Lift every line from the entries that includes the word "Конвективн".
[Start of Attachment]
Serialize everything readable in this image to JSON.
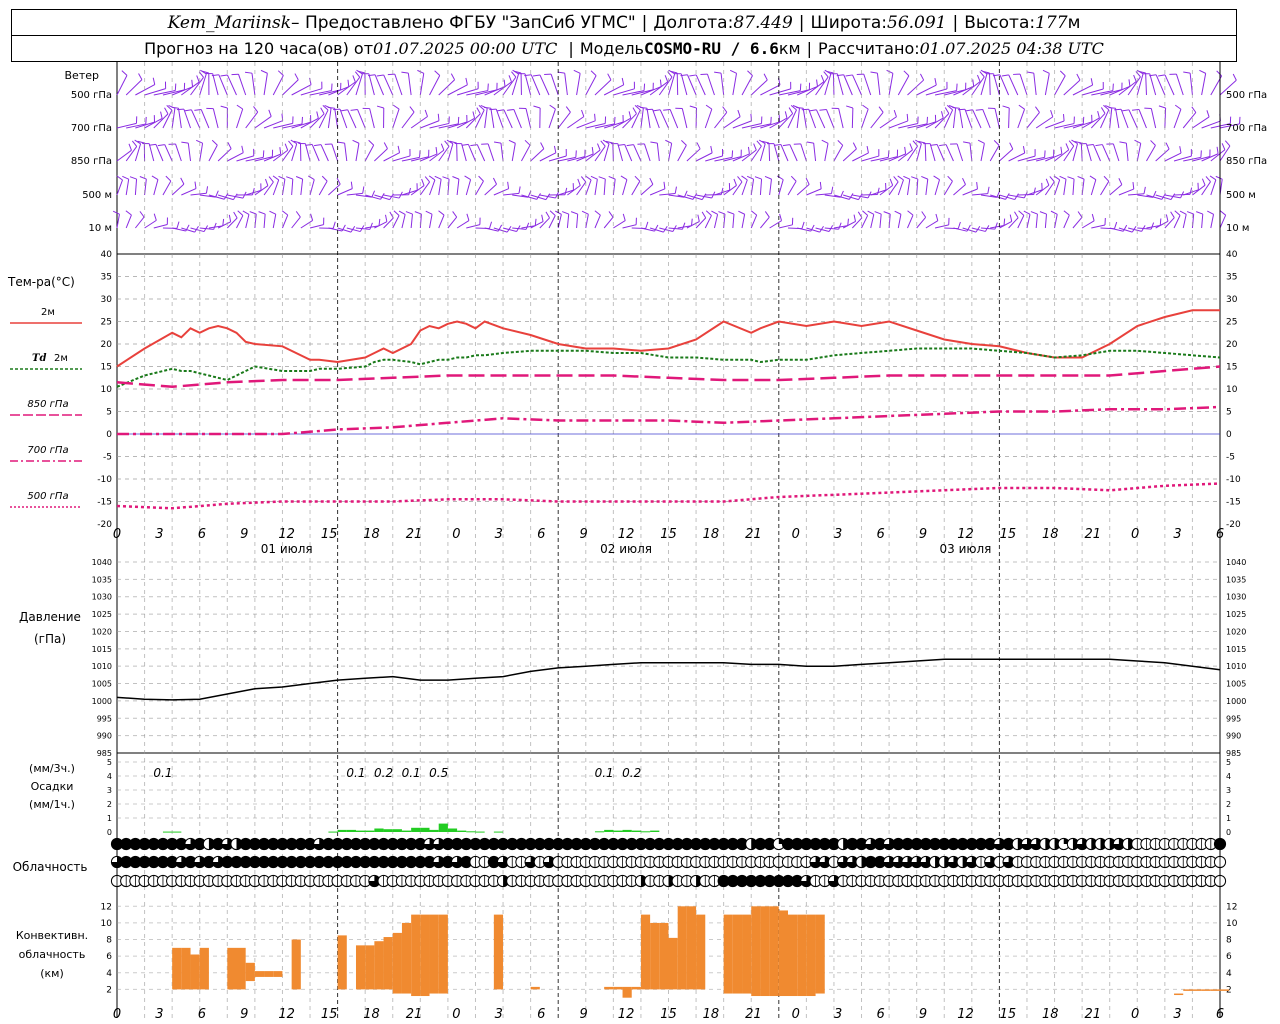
{
  "header": {
    "station": "Kem_Mariinsk",
    "provider": "– Предоставлено ФГБУ \"ЗапСиб УГМС\"",
    "lon_label": "Долгота:",
    "lon": "87.449",
    "lat_label": "Широта:",
    "lat": "56.091",
    "alt_label": "Высота:",
    "alt": "177",
    "alt_unit": "м",
    "forecast_label": "Прогноз на 120 часа(ов) от",
    "forecast_start": "01.07.2025 00:00 UTC",
    "model_label": "Модель",
    "model": "COSMO-RU / 6.6",
    "model_unit": "км",
    "calc_label": "Рассчитано:",
    "calc_time": "01.07.2025 04:38 UTC"
  },
  "wind_panel": {
    "title": "Ветер",
    "levels": [
      "500 гПа",
      "700 гПа",
      "850 гПа",
      "500 м",
      "10  м"
    ],
    "barb_color": "#8a2be2"
  },
  "x_axis": {
    "hour_ticks": [
      "0",
      "3",
      "6",
      "9",
      "12",
      "15",
      "18",
      "21",
      "0",
      "3",
      "6",
      "9",
      "12",
      "15",
      "18",
      "21",
      "0",
      "3",
      "6",
      "9",
      "12",
      "15",
      "18",
      "21",
      "0",
      "3",
      "6"
    ],
    "day_labels": [
      "01 июля",
      "02 июля",
      "03 июля"
    ]
  },
  "legend": {
    "title": "Тем-ра(°С)",
    "t2m": "2м",
    "td_prefix": "Td",
    "td": "2м",
    "t850": "850 гПа",
    "t700": "700 гПа",
    "t500": "500 гПа"
  },
  "pressure_panel": {
    "title1": "Давление",
    "title2": "(гПа)"
  },
  "precip_panel": {
    "unit1": "(мм/3ч.)",
    "title": "Осадки",
    "unit2": "(мм/1ч.)",
    "labels": [
      {
        "h": 5,
        "text": "0.1"
      },
      {
        "h": 26,
        "text": "0.1"
      },
      {
        "h": 29,
        "text": "0.2"
      },
      {
        "h": 32,
        "text": "0.1"
      },
      {
        "h": 35,
        "text": "0.5"
      },
      {
        "h": 53,
        "text": "0.1"
      },
      {
        "h": 56,
        "text": "0.2"
      }
    ]
  },
  "cloud_panel": {
    "title": "Облачность"
  },
  "conv_panel": {
    "title1": "Конвективн.",
    "title2": "облачность",
    "title3": "(км)"
  },
  "colors": {
    "t2m": "#e8413c",
    "td": "#1a7a1a",
    "t_upper": "#e0187a",
    "pressure": "#000000",
    "precip": "#22cc22",
    "conv": "#f08a30",
    "grid": "#999999",
    "zero_line": "#3333cc"
  },
  "chart_data": [
    {
      "type": "line",
      "title": "Тем-ра(°С)",
      "x_unit": "hours from 01.07.2025 00:00 UTC",
      "ylim": [
        -20,
        40
      ],
      "x": [
        0,
        3,
        6,
        7,
        8,
        9,
        10,
        11,
        12,
        13,
        14,
        15,
        18,
        21,
        22,
        24,
        27,
        28,
        29,
        30,
        32,
        33,
        34,
        35,
        36,
        37,
        38,
        39,
        40,
        42,
        45,
        48,
        51,
        54,
        57,
        60,
        63,
        66,
        69,
        70,
        72,
        75,
        78,
        81,
        84,
        87,
        90,
        93,
        96,
        99,
        102,
        105,
        108,
        111,
        114,
        117,
        120
      ],
      "series": [
        {
          "name": "2м",
          "values": [
            15,
            19,
            22.5,
            21.5,
            23.5,
            22.5,
            23.5,
            24,
            23.5,
            22.5,
            20.5,
            20,
            19.5,
            16.5,
            16.5,
            16,
            17,
            18,
            19,
            18,
            20,
            23,
            24,
            23.5,
            24.5,
            25,
            24.5,
            23.5,
            25,
            23.5,
            22,
            20,
            19,
            19,
            18.5,
            19,
            21,
            25,
            22.5,
            23.5,
            25,
            24,
            25,
            24,
            25,
            23,
            21,
            20,
            19.5,
            18,
            17,
            17,
            20,
            24,
            26,
            27.5,
            27.5
          ]
        },
        {
          "name": "2м",
          "values": [
            10.5,
            13,
            14.5,
            14,
            14,
            13.5,
            13,
            12.5,
            12,
            13,
            14,
            15,
            14,
            14,
            14.5,
            14.5,
            15,
            16,
            16.5,
            16.5,
            16,
            15.5,
            16,
            16.5,
            16.5,
            17,
            17,
            17.5,
            17.5,
            18,
            18.5,
            18.5,
            18.5,
            18,
            18,
            17,
            17,
            16.5,
            16.5,
            16,
            16.5,
            16.5,
            17.5,
            18,
            18.5,
            19,
            19,
            19,
            18.5,
            18,
            17,
            17.5,
            18.5,
            18.5,
            18,
            17.5,
            17
          ]
        }
      ]
    },
    {
      "type": "line",
      "title": "",
      "x_unit": "hours from 01.07.2025 00:00 UTC",
      "ylim": [
        -20,
        40
      ],
      "x": [
        0,
        6,
        12,
        18,
        24,
        30,
        36,
        42,
        48,
        54,
        60,
        66,
        72,
        78,
        84,
        90,
        96,
        102,
        108,
        114,
        120
      ],
      "series": [
        {
          "name": "850 гПа",
          "values": [
            11.5,
            10.5,
            11.5,
            12,
            12,
            12.5,
            13,
            13,
            13,
            13,
            12.5,
            12,
            12,
            12.5,
            13,
            13,
            13,
            13,
            13,
            14,
            15
          ]
        },
        {
          "name": "700 гПа",
          "values": [
            0,
            0,
            0,
            0,
            1,
            1.5,
            2.5,
            3.5,
            3,
            3,
            3,
            2.5,
            3,
            3.5,
            4,
            4.5,
            5,
            5,
            5.5,
            5.5,
            6
          ]
        },
        {
          "name": "500 гПа",
          "values": [
            -16,
            -16.5,
            -15.5,
            -15,
            -15,
            -15,
            -14.5,
            -14.5,
            -15,
            -15,
            -15,
            -15,
            -14,
            -13.5,
            -13,
            -12.5,
            -12,
            -12,
            -12.5,
            -11.5,
            -11
          ]
        }
      ]
    },
    {
      "type": "line",
      "title": "Давление (гПа)",
      "x_unit": "hours from 01.07.2025 00:00 UTC",
      "ylim": [
        985,
        1040
      ],
      "x": [
        0,
        3,
        6,
        9,
        12,
        15,
        18,
        21,
        24,
        27,
        30,
        33,
        36,
        39,
        42,
        45,
        48,
        51,
        54,
        57,
        60,
        63,
        66,
        69,
        72,
        75,
        78,
        81,
        84,
        87,
        90,
        93,
        96,
        99,
        102,
        105,
        108,
        111,
        114,
        117,
        120
      ],
      "series": [
        {
          "name": "",
          "values": [
            1001,
            1000.5,
            1000.3,
            1000.5,
            1002,
            1003.5,
            1004,
            1005,
            1006,
            1006.5,
            1007,
            1006,
            1006,
            1006.5,
            1007,
            1008.5,
            1009.5,
            1010,
            1010.5,
            1011,
            1011,
            1011,
            1011,
            1010.5,
            1010.5,
            1010,
            1010,
            1010.5,
            1011,
            1011.5,
            1012,
            1012,
            1012,
            1012,
            1012,
            1012,
            1012,
            1011.5,
            1011,
            1010,
            1009
          ]
        }
      ]
    },
    {
      "type": "bar",
      "title": "Осадки (мм/1ч.)",
      "x_unit": "hours from 01.07.2025 00:00 UTC",
      "ylim": [
        0,
        5
      ],
      "x": [
        5,
        6,
        23,
        24,
        25,
        26,
        27,
        28,
        29,
        30,
        31,
        32,
        33,
        34,
        35,
        36,
        37,
        38,
        39,
        41,
        52,
        53,
        54,
        55,
        56,
        57,
        58
      ],
      "values": [
        0.03,
        0.03,
        0.03,
        0.15,
        0.15,
        0.1,
        0.1,
        0.25,
        0.2,
        0.2,
        0.1,
        0.3,
        0.3,
        0.15,
        0.6,
        0.25,
        0.1,
        0.05,
        0.03,
        0.03,
        0.05,
        0.15,
        0.1,
        0.15,
        0.1,
        0.05,
        0.1
      ]
    },
    {
      "type": "heatmap",
      "title": "Облачность",
      "levels": [
        "upper",
        "middle",
        "lower"
      ],
      "x_unit": "hours from 01.07.2025 00:00 UTC",
      "x": [
        0,
        1,
        2,
        3,
        4,
        5,
        6,
        7,
        8,
        9,
        10,
        11,
        12,
        13,
        14,
        15,
        16,
        17,
        18,
        19,
        20,
        21,
        22,
        23,
        24,
        25,
        26,
        27,
        28,
        29,
        30,
        31,
        32,
        33,
        34,
        35,
        36,
        37,
        38,
        39,
        40,
        41,
        42,
        43,
        44,
        45,
        46,
        47,
        48,
        49,
        50,
        51,
        52,
        53,
        54,
        55,
        56,
        57,
        58,
        59,
        60,
        61,
        62,
        63,
        64,
        65,
        66,
        67,
        68,
        69,
        70,
        71,
        72,
        73,
        74,
        75,
        76,
        77,
        78,
        79,
        80,
        81,
        82,
        83,
        84,
        85,
        86,
        87,
        88,
        89,
        90,
        91,
        92,
        93,
        94,
        95,
        96,
        97,
        98,
        99,
        100,
        101,
        102,
        103,
        104,
        105,
        106,
        107,
        108,
        109,
        110,
        111,
        112,
        113,
        114,
        115,
        116,
        117,
        118,
        119,
        120
      ],
      "cover_octas": [
        [
          8,
          8,
          8,
          8,
          8,
          8,
          8,
          8,
          6,
          8,
          4,
          8,
          6,
          4,
          8,
          8,
          8,
          8,
          8,
          8,
          8,
          8,
          6,
          8,
          8,
          8,
          8,
          8,
          8,
          8,
          8,
          8,
          8,
          8,
          6,
          6,
          8,
          8,
          8,
          8,
          8,
          8,
          8,
          8,
          8,
          8,
          8,
          8,
          8,
          8,
          8,
          8,
          8,
          8,
          8,
          8,
          8,
          8,
          8,
          8,
          8,
          8,
          8,
          8,
          8,
          8,
          8,
          8,
          8,
          4,
          8,
          8,
          2,
          8,
          8,
          8,
          8,
          8,
          8,
          4,
          8,
          8,
          6,
          8,
          6,
          8,
          8,
          8,
          8,
          8,
          8,
          8,
          8,
          8,
          8,
          8,
          6,
          8,
          4,
          6,
          6,
          4,
          4,
          2,
          4,
          6,
          4,
          4,
          4,
          6,
          4,
          0,
          0,
          0,
          0,
          0,
          0,
          0,
          0,
          0,
          8
        ],
        [
          6,
          8,
          8,
          8,
          8,
          8,
          8,
          6,
          8,
          6,
          8,
          6,
          8,
          8,
          8,
          8,
          8,
          8,
          8,
          8,
          8,
          8,
          8,
          8,
          8,
          8,
          8,
          8,
          8,
          8,
          8,
          8,
          8,
          8,
          8,
          6,
          8,
          6,
          8,
          0,
          0,
          8,
          6,
          0,
          0,
          6,
          0,
          6,
          0,
          0,
          0,
          0,
          0,
          0,
          0,
          0,
          0,
          0,
          0,
          0,
          0,
          0,
          0,
          0,
          0,
          0,
          0,
          0,
          0,
          0,
          0,
          0,
          0,
          0,
          0,
          0,
          6,
          6,
          0,
          6,
          6,
          4,
          8,
          8,
          6,
          6,
          6,
          6,
          6,
          4,
          4,
          6,
          4,
          6,
          0,
          6,
          0,
          6,
          0,
          0,
          0,
          0,
          0,
          0,
          0,
          0,
          0,
          0,
          0,
          0,
          0,
          0,
          0,
          0,
          0,
          0,
          0,
          0,
          0,
          0,
          0
        ],
        [
          0,
          0,
          0,
          0,
          0,
          0,
          0,
          0,
          0,
          0,
          0,
          0,
          0,
          0,
          0,
          0,
          0,
          0,
          0,
          0,
          0,
          0,
          0,
          0,
          0,
          0,
          0,
          0,
          6,
          0,
          0,
          0,
          0,
          0,
          0,
          0,
          0,
          0,
          0,
          0,
          0,
          0,
          4,
          0,
          0,
          0,
          0,
          0,
          0,
          0,
          0,
          0,
          0,
          0,
          0,
          0,
          0,
          4,
          0,
          0,
          4,
          0,
          0,
          4,
          0,
          0,
          8,
          8,
          8,
          8,
          8,
          8,
          8,
          8,
          8,
          6,
          0,
          0,
          6,
          0,
          0,
          0,
          0,
          0,
          0,
          0,
          0,
          0,
          0,
          0,
          0,
          0,
          0,
          0,
          0,
          0,
          0,
          0,
          0,
          0,
          0,
          0,
          0,
          0,
          0,
          0,
          0,
          0,
          0,
          0,
          0,
          0,
          0,
          0,
          0,
          0,
          0,
          0,
          0,
          0,
          0
        ]
      ]
    },
    {
      "type": "bar",
      "title": "Конвективн. облачность (км)",
      "x_unit": "hours from 01.07.2025 00:00 UTC",
      "ylim": [
        0,
        13
      ],
      "x": [
        6,
        7,
        8,
        9,
        12,
        13,
        14,
        15,
        16,
        17,
        19,
        24,
        26,
        27,
        28,
        29,
        30,
        31,
        32,
        33,
        34,
        35,
        41,
        45,
        53,
        54,
        55,
        56,
        57,
        58,
        59,
        60,
        61,
        62,
        63,
        66,
        67,
        68,
        69,
        70,
        71,
        72,
        73,
        74,
        75,
        76,
        115,
        116,
        117,
        118,
        119,
        120
      ],
      "bottom": [
        2,
        2,
        2,
        2,
        2,
        2,
        3,
        3.5,
        3.5,
        3.5,
        2,
        2,
        2,
        2,
        2,
        2,
        1.5,
        1.5,
        1.2,
        1.2,
        1.5,
        1.5,
        2,
        2,
        2,
        2,
        1,
        2,
        2,
        2,
        2,
        2,
        2,
        2,
        2,
        1.5,
        1.5,
        1.5,
        1.2,
        1.2,
        1.2,
        1.2,
        1.2,
        1.2,
        1.2,
        1.5,
        1.5,
        2,
        2,
        2,
        2,
        2
      ],
      "top": [
        7,
        7,
        6.2,
        7,
        7,
        7,
        5.2,
        4.2,
        4.2,
        4.2,
        8,
        8.5,
        7.3,
        7.3,
        7.8,
        8.3,
        8.8,
        10,
        11,
        11,
        11,
        11,
        11,
        2.3,
        2.3,
        2.3,
        2.3,
        2.3,
        11,
        10,
        10,
        8.2,
        12,
        12,
        11,
        11,
        11,
        11,
        12,
        12,
        12,
        11.5,
        11,
        11,
        11,
        11,
        1.5,
        2,
        2,
        2,
        2,
        2
      ]
    }
  ]
}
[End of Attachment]
> [Result]
    "title1": "Конвективн.",
      "title": "Конвективн. облачность (км)",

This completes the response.